Housewives couldn’t get through their day without them. Kids who were at home sick reveled in them. College kids would crash between classes or study hour to catch up with them. If you have been away from them, either for a week or 10 years, it usually takes about 10 minutes for you to know what’s going on in Pine Valley, Llanview, Salem, and Genoa City, among the small quaint towns with big secrets and interesting characters.
The world of the “soap operas“ was dying a slow-moving death, until the last two years, when it accelerated. “Guiding Light”, “As The World Turns”, and now the news of “All My Children” and “One Life To Live” being cancelled have sped up the process of an era that is disappearing, without much fanfare except for the fans that have lived on the edge of their seats for each episode.
My grandmother’s daytime routine evolved around the television set during the summer when my cousins and I were young. The child’s play of frolicking in the house would stop between 11:00 am and 3:00 pm when Victor Newman, Erica Kane, the Buchanans, the Bauers and the Spauldings, and the Quartermaines popped on the television set in her kitchen.
There were long-time shows (“Love of Life“, “Another World“) and there were short-lived ones (“The City”, “Santa Barbara”). The ones with a big splashy opening (“Capitol”) to the opening that would “haunt” you (“The Edge of Night”).
Even with all of these memories, the soap opera genre was already struggling to maintain viewership…for nearly 30 years. Here is a 1980 CBS Evening News story on the cancellation of CBS’ “Love of Life”, reported by a young Jeff Greenfield (who returned to CBS for a second stint in 2007). Notice that the reasons given for the show’s ending is similar to what ABC’s decision to jettison AMC and OLTL later this year.
As viewers evolve, their television taste changes. The daytime serials have tried to keep up, but it’s not enough to stay in the rat race with Maury Povich, Judge Lynn Toler, and The People’s Court.
SoapNet, a channel dedicated to daytime soap operas is about to get the ax as well, in 2012.

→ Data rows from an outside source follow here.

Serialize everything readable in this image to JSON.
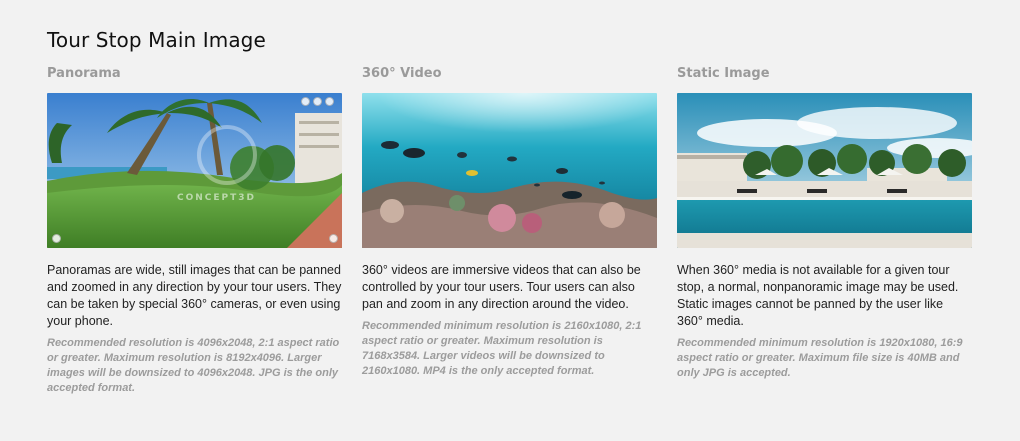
{
  "page": {
    "title": "Tour Stop Main Image"
  },
  "columns": [
    {
      "title": "Panorama",
      "description": "Panoramas are wide, still images that can be panned and zoomed in any direction by your tour users. They can be taken by special 360° cameras, or even using your phone.",
      "note": "Recommended resolution is 4096x2048, 2:1 aspect ratio or greater. Maximum resolution is 8192x4096. Larger images will be downsized to 4096x2048. JPG is the only accepted format.",
      "watermark": "CONCEPT3D"
    },
    {
      "title": "360° Video",
      "description": "360° videos are immersive videos that can also be controlled by your tour users. Tour users can also pan and zoom in any direction around the video.",
      "note": "Recommended minimum resolution is 2160x1080, 2:1 aspect ratio or greater. Maximum resolution is 7168x3584. Larger videos will be downsized to 2160x1080. MP4 is the only accepted format."
    },
    {
      "title": "Static Image",
      "description": "When 360° media is not available for a given tour stop, a normal, nonpanoramic image may be used. Static images cannot be panned by the user like 360° media.",
      "note": "Recommended minimum resolution is 1920x1080, 16:9 aspect ratio or greater. Maximum file size is 40MB and only JPG is accepted."
    }
  ],
  "colors": {
    "background": "#f2f2f2",
    "title": "#111111",
    "column_title": "#9a9a9a",
    "note": "#9c9c9c"
  }
}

The soap opera genre’s long journey into the fabric of American society is facing a grim, and all too common reality: a quick and painful demise. Which is unfortunate, but there are no perfect endings, as the Greenfield piece didn’t mention about “Love of Life.” We never knew what became of the trial or the characters.